Miss Curry first gained fame as the winner of “America’s Next Top Model” during its first season in 2003.

Mr. Knight addressed the couple’s bickering, as witnessed on their reality show, in his statement regarding the wedding. The former child star said love had prevailed despite “our individual quirks and flaws. … We look forward to planning the rest of our lives together and continuing to embrace our differences on our way to the altar.”

‘Late’ learning curve

It has taken a while for Craig Ferguson to get the hang of hosting a late-night talk show. The Glasgow, Scotland, native says his first year as host of CBS’ “The Late, Late Show With Craig Ferguson” also taught him just what kind of person he is.

“There’s something I believe wholeheartedly: Cynicism is the true refuge of the pseudointellectual,” Mr. Ferguson told Reuters during a recent interview. “Cynicism is easy. Joy is an extremely advanced spiritual and intellectual tenet.”

Nearing his first anniversary as the replacement for former host Craig Kilborn, Mr. Ferguson reflected on the changes within himself as well as the show.

“This job has explained to me who I am — I’m not kidding,” Mr. Ferguson says. “I always knew I was an actor, but kind of not. I always knew I was a writer, but kind of not. I knew I was a producer, but kind of not. It’s really a peculiar confluence of skills and experiences that put you in the right position to do this job. But I know now what I am. I’m this. Whatever this is. Now that I know this, it’s really helped me in my life.”

Although he fell in love with the job, it took a few months of not quite hitting the mark before Mr. Ferguson found his comfort zone. He decided to lose the tie that comes as standard-issue equipment with the job, and he also discarded virtually all of the show’s prepared skits and bits.

Still, Mr. Ferguson can’t help but bring an “old country” outsider’s perspective to the kookier aspects of American pop culture, a trait that sets him apart from his competition as much as his ready supply of colorful Scottish sayings. After 11 years in this country, though, he’s proud to say that he feels like a Yankee through and through — especially because he’s also the father of an American-born son, now 4 years old.

Fox beefs up

Fox knows a successful formula when it finds one.

Still giddy over the breakout success of handsome Wentworth Miller of “Prison Break,” the network is adding another hunky actor to an upcoming new series.

Luke Mably, who played a young monarch opposite Julia Stiles in the 2004 romantic movie “The Prince & Me,” has signed a deal with Fox to star in a drama series project, Reuters reports. The network will seek an appropriate vehicle for him.

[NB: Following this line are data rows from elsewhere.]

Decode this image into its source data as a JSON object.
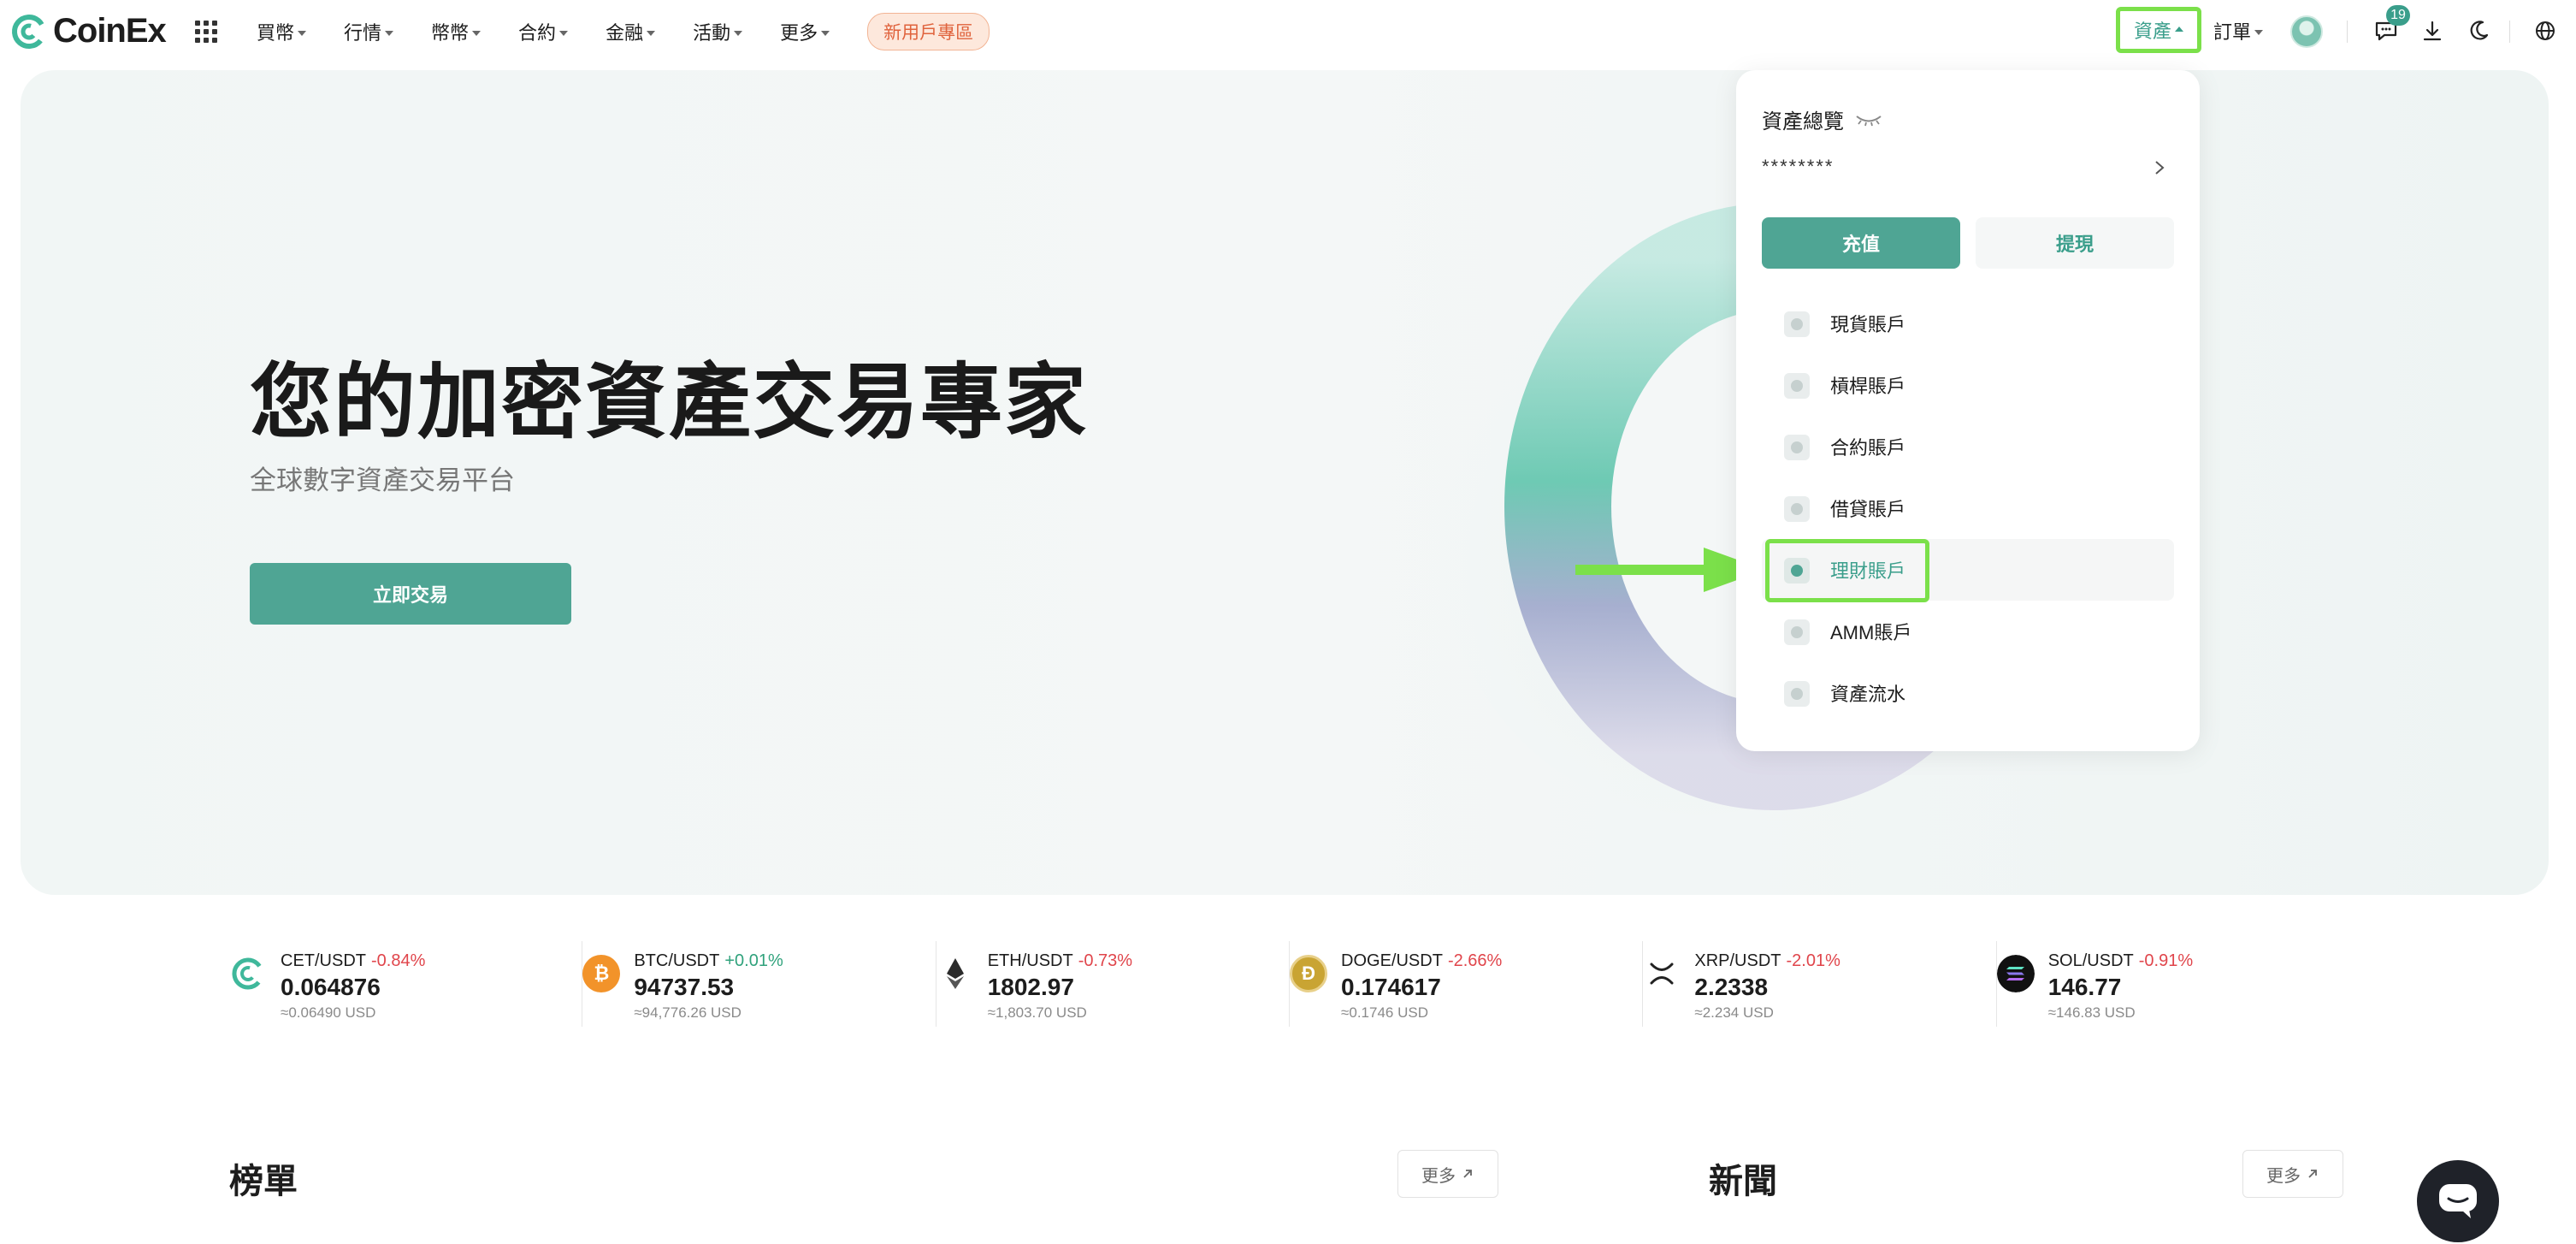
{
  "brand": {
    "name": "CoinEx",
    "accent": "#4fa594",
    "highlight": "#7be04a"
  },
  "nav": {
    "items": [
      {
        "label": "買幣",
        "name": "nav-buy-crypto"
      },
      {
        "label": "行情",
        "name": "nav-markets"
      },
      {
        "label": "幣幣",
        "name": "nav-spot"
      },
      {
        "label": "合約",
        "name": "nav-futures"
      },
      {
        "label": "金融",
        "name": "nav-finance"
      },
      {
        "label": "活動",
        "name": "nav-activities"
      },
      {
        "label": "更多",
        "name": "nav-more"
      }
    ],
    "new_user_label": "新用戶專區",
    "assets_label": "資產",
    "orders_label": "訂單",
    "message_count": "19"
  },
  "hero": {
    "title": "您的加密資產交易專家",
    "subtitle": "全球數字資產交易平台",
    "cta_label": "立即交易"
  },
  "assets_dropdown": {
    "title": "資產總覽",
    "balance": "********",
    "deposit_label": "充值",
    "withdraw_label": "提現",
    "items": [
      {
        "label": "現貨賬戶",
        "name": "menu-spot-account",
        "icon": "spot-account-icon"
      },
      {
        "label": "槓桿賬戶",
        "name": "menu-margin-account",
        "icon": "margin-account-icon"
      },
      {
        "label": "合約賬戶",
        "name": "menu-futures-account",
        "icon": "futures-account-icon"
      },
      {
        "label": "借貸賬戶",
        "name": "menu-loan-account",
        "icon": "loan-account-icon"
      },
      {
        "label": "理財賬戶",
        "name": "menu-financial-account",
        "icon": "financial-account-icon",
        "active": true
      },
      {
        "label": "AMM賬戶",
        "name": "menu-amm-account",
        "icon": "amm-account-icon"
      },
      {
        "label": "資產流水",
        "name": "menu-asset-history",
        "icon": "asset-history-icon"
      }
    ]
  },
  "tickers": [
    {
      "pair": "CET/USDT",
      "change": "-0.84%",
      "dir": "down",
      "price": "0.064876",
      "usd": "≈0.06490 USD",
      "icon": "cet-coin-icon",
      "color": "#ffffff"
    },
    {
      "pair": "BTC/USDT",
      "change": "+0.01%",
      "dir": "up",
      "price": "94737.53",
      "usd": "≈94,776.26 USD",
      "icon": "btc-coin-icon",
      "color": "#f2932a"
    },
    {
      "pair": "ETH/USDT",
      "change": "-0.73%",
      "dir": "down",
      "price": "1802.97",
      "usd": "≈1,803.70 USD",
      "icon": "eth-coin-icon",
      "color": "#ffffff"
    },
    {
      "pair": "DOGE/USDT",
      "change": "-2.66%",
      "dir": "down",
      "price": "0.174617",
      "usd": "≈0.1746 USD",
      "icon": "doge-coin-icon",
      "color": "#c9a433"
    },
    {
      "pair": "XRP/USDT",
      "change": "-2.01%",
      "dir": "down",
      "price": "2.2338",
      "usd": "≈2.234 USD",
      "icon": "xrp-coin-icon",
      "color": "#ffffff"
    },
    {
      "pair": "SOL/USDT",
      "change": "-0.91%",
      "dir": "down",
      "price": "146.77",
      "usd": "≈146.83 USD",
      "icon": "sol-coin-icon",
      "color": "#111111"
    }
  ],
  "sections": {
    "rankings_title": "榜單",
    "news_title": "新聞",
    "more_label": "更多"
  }
}
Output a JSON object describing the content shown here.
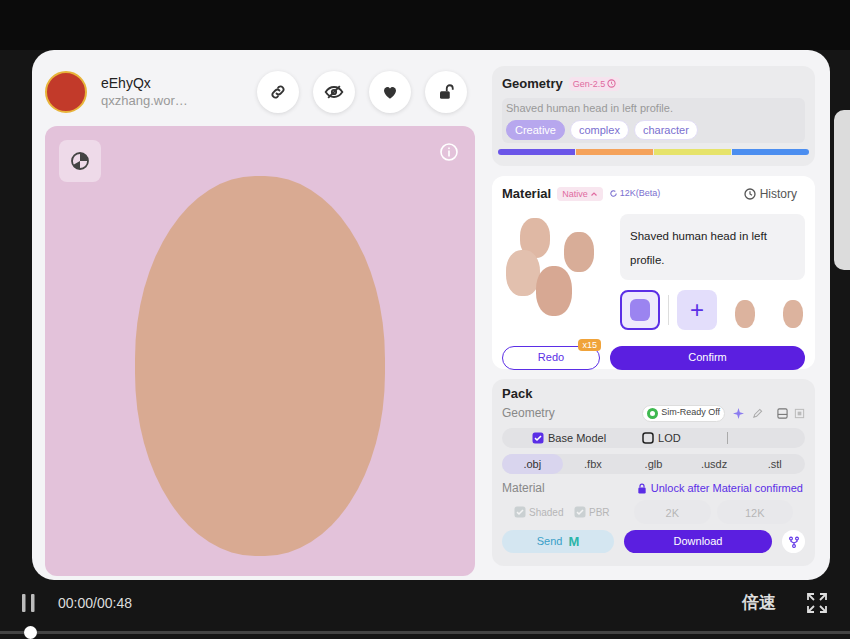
{
  "user": {
    "name": "eEhyQx",
    "handle": "qxzhang.wor…"
  },
  "geometry": {
    "title": "Geometry",
    "model": "Gen-2.5",
    "prompt": "Shaved human head in left profile.",
    "tags": [
      {
        "label": "Creative",
        "selected": true
      },
      {
        "label": "complex",
        "selected": false
      },
      {
        "label": "character",
        "selected": false
      }
    ],
    "style_bar": [
      {
        "color": "#6b55e8"
      },
      {
        "color": "#f5a25a"
      },
      {
        "color": "#e6e36a"
      },
      {
        "color": "#4c8ef0"
      }
    ]
  },
  "material": {
    "title": "Material",
    "mode": "Native",
    "resolution": "12K(Beta)",
    "history": "History",
    "prompt": "Shaved human head in left profile.",
    "variants": [
      {
        "kind": "generated",
        "selected": true
      },
      {
        "kind": "add",
        "label": "+",
        "selected": false
      },
      {
        "kind": "thumbnail",
        "selected": false
      },
      {
        "kind": "thumbnail",
        "selected": false
      }
    ],
    "redo": {
      "label": "Redo",
      "count": "x15"
    },
    "confirm": "Confirm"
  },
  "pack": {
    "title": "Pack",
    "geometry_label": "Geometry",
    "sim_ready": {
      "label": "Sim-Ready Off",
      "on": false
    },
    "options": [
      {
        "label": "Base Model",
        "checked": true
      },
      {
        "label": "LOD",
        "checked": false
      }
    ],
    "formats": [
      {
        "label": ".obj",
        "selected": true
      },
      {
        "label": ".fbx",
        "selected": false
      },
      {
        "label": ".glb",
        "selected": false
      },
      {
        "label": ".usdz",
        "selected": false
      },
      {
        "label": ".stl",
        "selected": false
      }
    ],
    "material_label": "Material",
    "lock_note": "Unlock after Material confirmed",
    "material_options": [
      {
        "label": "Shaded",
        "kind": "checkbox",
        "checked": true,
        "disabled": true
      },
      {
        "label": "PBR",
        "kind": "checkbox",
        "checked": true,
        "disabled": true
      },
      {
        "label": "2K",
        "kind": "resolution",
        "disabled": true
      },
      {
        "label": "12K",
        "kind": "resolution",
        "disabled": true
      }
    ],
    "send": {
      "label": "Send",
      "logo": "M"
    },
    "download": "Download"
  },
  "player": {
    "playing": true,
    "time": "00:00/00:48",
    "speed": "倍速",
    "progress": 0
  }
}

“He is a Fox kind of guy — interesting and muscular,” Marcia Shulman, Fox’s executive vice president of casting told Reuters.

Mr. Mably’s credits also include the TV movies “In the Beginning” and “Uprising” and the 2003 big-screen feature “28 Days Later.”

Compiled by Christian Toto from staff and wire reports.

Sign up for Daily Newsletters

Copyright © 2019 The Washington Times, LLC. Click here for reprint permission.

The Washington Times Comment Policy

The Washington Times welcomes your comments on Spot.im, our third-party provider. Please read our Comment Policy before commenting.

 

Click to Read More and View Comments

Click to Hide